According to the Associated Press (printed in the Washington Post), Josh Powell’s note was…”a farewell to the world after two years of being scrutinized in the media, hammered by police and questioned by judges, prosecutors and social workers, living his life under a microscope since the day his wife vanished.” Really? Life was so hard for him he blew up his two young children? Poor guy.
According to another Associate Press article, writers Brian Skoloff, Gene Johnson, and Mike Baker called the case a “salacious saga of finger-pointing and accusations of sex and lies.” So did the tawdry circumstances lead him to kill his children?
Worse yet, q13fox.com quotes a prosecutor that believes it was the psycho-sexual evaluation that led Powell to murder the kids:
Just last week, the court ordered the boys’ dad, Josh, to undergo a psycho-sexual evaluation.
Pierce County Prosecutor Mark Lindquist thinks that may have been what triggered Sunday’s fire.
“Those tests are highly intrusive, highly thorough,” Lindquist said. “They cover a person’s entire life history, sexual history and there’s a polygraph involved. That was a good choice to get at information. Clearly it was something Mr. Powell feared and wasn’t about to go through.”
Are you kidding me?
Apparently, the only adults who recognized that Josh Powell, the only suspect in his wife’s disappearance, was dangerous were Susan Powell’s parents. They feared something like this would happen – if only we allowed fear-based suspicions to be used, we’d avert a lot of murders. At a conference on femicide at John Jay College in New York a few years ago, an expert indicated fear was the best indicator for a woman’s murder. Couldn’t there be a fear test just as there is a psycho-sexual test? Couldn’t we put trust into people’s knowledge of the suspect and their instinct? These murders are not unpredictable.
Nor are they an “extreme anomaly” as Carol Gage was quoted saying in an article (“Powell case raises questions about custody laws”) by John Hollenhorst.
Actually, the Leadership Council on Child Abuse and Interpersonal Violence estimates 58,000 children a year go into unsupervised visitation or sole or joint custody with a physically or sexually abusive parent. Although Powell, the primary suspect in his wife’s disappearance, had supervised visitation, it was at his father’s home — in Washington state (although the children had previously lived in Utah). I’m sure his pro bono lawyer helped him achieve that – quite a feat since many battered women don’t even have legal counsel when they go into court. This is one reason women who allege abuse can lose custody; another is the current climate that stresses contact with both parents. Parental rights shouldn’t – but often enough they do – trump children’s safety, as this case clearly illustrates. For more examples of custody-related homicides like these, the blog Dastardly Dads is one of the few sources keeping track of these tragedies: http://dastardlydads.blogspot.com/ They occur far more often than the media will admit .
Aside from context, headlines should also correctly place the blame and read something like this – Josh Powell, suspect in wife’s disappearance, sets fire to home, kills self, two sons.
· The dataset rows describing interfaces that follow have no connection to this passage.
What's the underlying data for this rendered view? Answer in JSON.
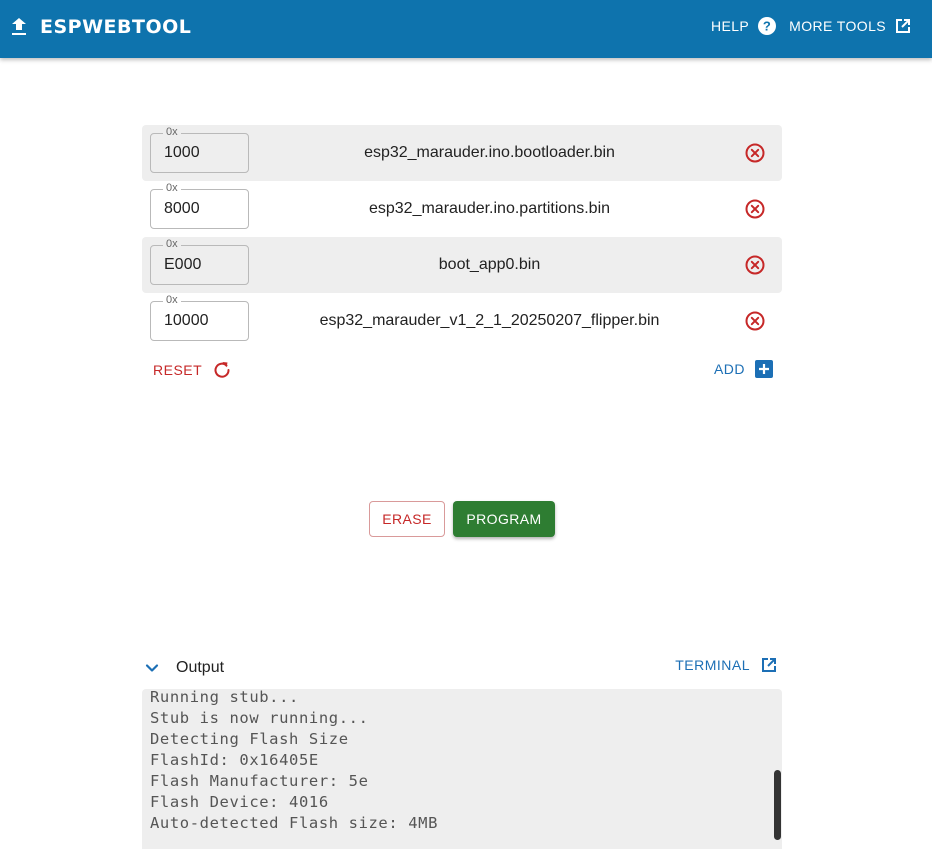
{
  "header": {
    "title": "ESPWEBTOOL",
    "help_label": "HELP",
    "more_tools_label": "MORE TOOLS",
    "bg_color": "#0e73ad"
  },
  "files": [
    {
      "offset_prefix": "0x",
      "offset": "1000",
      "filename": "esp32_marauder.ino.bootloader.bin"
    },
    {
      "offset_prefix": "0x",
      "offset": "8000",
      "filename": "esp32_marauder.ino.partitions.bin"
    },
    {
      "offset_prefix": "0x",
      "offset": "E000",
      "filename": "boot_app0.bin"
    },
    {
      "offset_prefix": "0x",
      "offset": "10000",
      "filename": "esp32_marauder_v1_2_1_20250207_flipper.bin"
    }
  ],
  "actions": {
    "reset_label": "RESET",
    "add_label": "ADD",
    "erase_label": "ERASE",
    "program_label": "PROGRAM"
  },
  "output": {
    "title": "Output",
    "terminal_label": "TERMINAL",
    "lines": [
      "Running stub...",
      "Stub is now running...",
      "Detecting Flash Size",
      "FlashId: 0x16405E",
      "Flash Manufacturer: 5e",
      "Flash Device: 4016",
      "Auto-detected Flash size: 4MB"
    ]
  },
  "colors": {
    "danger": "#c62828",
    "primary": "#1c6fb5",
    "success": "#2e7d32"
  },
  "icons": {
    "upload": "upload-icon",
    "help": "help-circle-icon",
    "external": "open-in-new-icon",
    "remove": "close-circle-icon",
    "reset": "refresh-icon",
    "add": "add-box-icon",
    "chevron": "chevron-down-icon"
  }
}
It should include his name and perhaps his status in the case. It should identify him as the person who set the fire, in an active voice (not “Fire kills husband of missing Utah woman , 2 boys” ). And, he should be identified as the father of the children. I’ve noted several cases of “father absent” headlines on my blog in the past.
The media can help raise awareness of custody-related cases of murder by providing accurate headlines and basic context — and most importantly, by correctly identifying the cause of murder – in this case, a dangerous father with malicious intent.